Data to examine: Begin

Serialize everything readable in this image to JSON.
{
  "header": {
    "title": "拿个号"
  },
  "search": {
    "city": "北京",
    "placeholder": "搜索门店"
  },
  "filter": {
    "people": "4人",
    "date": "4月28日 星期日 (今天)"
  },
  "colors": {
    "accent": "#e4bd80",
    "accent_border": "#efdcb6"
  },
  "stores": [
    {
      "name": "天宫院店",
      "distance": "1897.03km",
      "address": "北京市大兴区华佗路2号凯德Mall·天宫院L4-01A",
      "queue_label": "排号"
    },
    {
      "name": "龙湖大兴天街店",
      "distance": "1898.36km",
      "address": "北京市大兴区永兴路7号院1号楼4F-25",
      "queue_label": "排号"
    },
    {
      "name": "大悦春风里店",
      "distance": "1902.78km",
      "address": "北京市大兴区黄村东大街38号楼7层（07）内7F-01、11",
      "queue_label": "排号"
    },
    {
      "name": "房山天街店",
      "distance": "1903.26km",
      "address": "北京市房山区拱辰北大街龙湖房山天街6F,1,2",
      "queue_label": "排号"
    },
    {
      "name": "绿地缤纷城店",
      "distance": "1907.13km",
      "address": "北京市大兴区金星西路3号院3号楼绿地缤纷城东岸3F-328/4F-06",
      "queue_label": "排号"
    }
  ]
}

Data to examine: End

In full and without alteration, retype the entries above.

Finished exercise |
Serialize everything readable in this image to JSON.
{
  "header": {
    "title": "拿个号"
  },
  "search": {
    "city": "北京",
    "placeholder": "搜索门店"
  },
  "filter": {
    "people": "4人",
    "date": "4月28日 星期日 (今天)"
  },
  "colors": {
    "accent": "#e4bd80",
    "accent_border": "#efdcb6"
  },
  "stores": [
    {
      "name": "天宫院店",
      "distance": "1897.03km",
      "address": "北京市大兴区华佗路2号凯德Mall·天宫院L4-01A",
      "queue_label": "排号"
    },
    {
      "name": "龙湖大兴天街店",
      "distance": "1898.36km",
      "address": "北京市大兴区永兴路7号院1号楼4F-25",
      "queue_label": "排号"
    },
    {
      "name": "大悦春风里店",
      "distance": "1902.78km",
      "address": "北京市大兴区黄村东大街38号楼7层（07）内7F-01、11",
      "queue_label": "排号"
    },
    {
      "name": "房山天街店",
      "distance": "1903.26km",
      "address": "北京市房山区拱辰北大街龙湖房山天街6F,1,2",
      "queue_label": "排号"
    },
    {
      "name": "绿地缤纷城店",
      "distance": "1907.13km",
      "address": "北京市大兴区金星西路3号院3号楼绿地缤纷城东岸3F-328/4F-06",
      "queue_label": "排号"
    }
  ]
}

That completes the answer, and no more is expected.